## EXERCISE GOAL
Where in the entries below does "layer" appear? Copy every line that has it.

## RECORDS TO USE
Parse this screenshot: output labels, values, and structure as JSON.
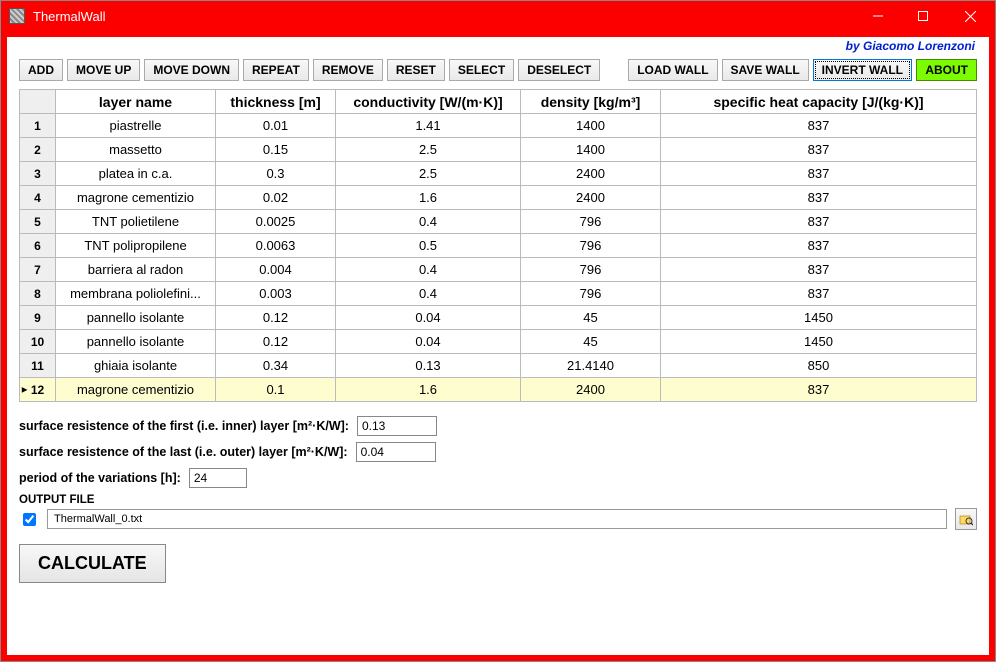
{
  "window": {
    "title": "ThermalWall"
  },
  "byline": "by Giacomo Lorenzoni",
  "toolbar": {
    "add": "ADD",
    "move_up": "MOVE UP",
    "move_down": "MOVE DOWN",
    "repeat": "REPEAT",
    "remove": "REMOVE",
    "reset": "RESET",
    "select": "SELECT",
    "deselect": "DESELECT",
    "load_wall": "LOAD WALL",
    "save_wall": "SAVE WALL",
    "invert_wall": "INVERT WALL",
    "about": "ABOUT"
  },
  "table": {
    "headers": {
      "layer_name": "layer name",
      "thickness": "thickness  [m]",
      "conductivity": "conductivity  [W/(m·K)]",
      "density": "density  [kg/m³]",
      "shc": "specific heat capacity  [J/(kg·K)]"
    },
    "rows": [
      {
        "n": "1",
        "name": "piastrelle",
        "thickness": "0.01",
        "conductivity": "1.41",
        "density": "1400",
        "shc": "837"
      },
      {
        "n": "2",
        "name": "massetto",
        "thickness": "0.15",
        "conductivity": "2.5",
        "density": "1400",
        "shc": "837"
      },
      {
        "n": "3",
        "name": "platea in c.a.",
        "thickness": "0.3",
        "conductivity": "2.5",
        "density": "2400",
        "shc": "837"
      },
      {
        "n": "4",
        "name": "magrone cementizio",
        "thickness": "0.02",
        "conductivity": "1.6",
        "density": "2400",
        "shc": "837"
      },
      {
        "n": "5",
        "name": "TNT polietilene",
        "thickness": "0.0025",
        "conductivity": "0.4",
        "density": "796",
        "shc": "837"
      },
      {
        "n": "6",
        "name": "TNT polipropilene",
        "thickness": "0.0063",
        "conductivity": "0.5",
        "density": "796",
        "shc": "837"
      },
      {
        "n": "7",
        "name": "barriera al radon",
        "thickness": "0.004",
        "conductivity": "0.4",
        "density": "796",
        "shc": "837"
      },
      {
        "n": "8",
        "name": "membrana poliolefini...",
        "thickness": "0.003",
        "conductivity": "0.4",
        "density": "796",
        "shc": "837"
      },
      {
        "n": "9",
        "name": "pannello isolante",
        "thickness": "0.12",
        "conductivity": "0.04",
        "density": "45",
        "shc": "1450"
      },
      {
        "n": "10",
        "name": "pannello isolante",
        "thickness": "0.12",
        "conductivity": "0.04",
        "density": "45",
        "shc": "1450"
      },
      {
        "n": "11",
        "name": "ghiaia isolante",
        "thickness": "0.34",
        "conductivity": "0.13",
        "density": "21.4140",
        "shc": "850"
      },
      {
        "n": "12",
        "name": "magrone cementizio",
        "thickness": "0.1",
        "conductivity": "1.6",
        "density": "2400",
        "shc": "837"
      }
    ],
    "selected_index": 11
  },
  "inputs": {
    "inner_res_label": "surface resistence of the first (i.e. inner) layer [m²·K/W]:",
    "inner_res_value": "0.13",
    "outer_res_label": "surface resistence of the last (i.e. outer) layer [m²·K/W]:",
    "outer_res_value": "0.04",
    "period_label": "period of the variations [h]:",
    "period_value": "24",
    "output_file_label": "OUTPUT FILE",
    "output_file_value": "ThermalWall_0.txt",
    "output_file_checked": true
  },
  "calculate": "CALCULATE"
}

## SOLUTION
      "layer_name": "layer name",
    "inner_res_label": "surface resistence of the first (i.e. inner) layer [m²·K/W]:",
    "outer_res_label": "surface resistence of the last (i.e. outer) layer [m²·K/W]:",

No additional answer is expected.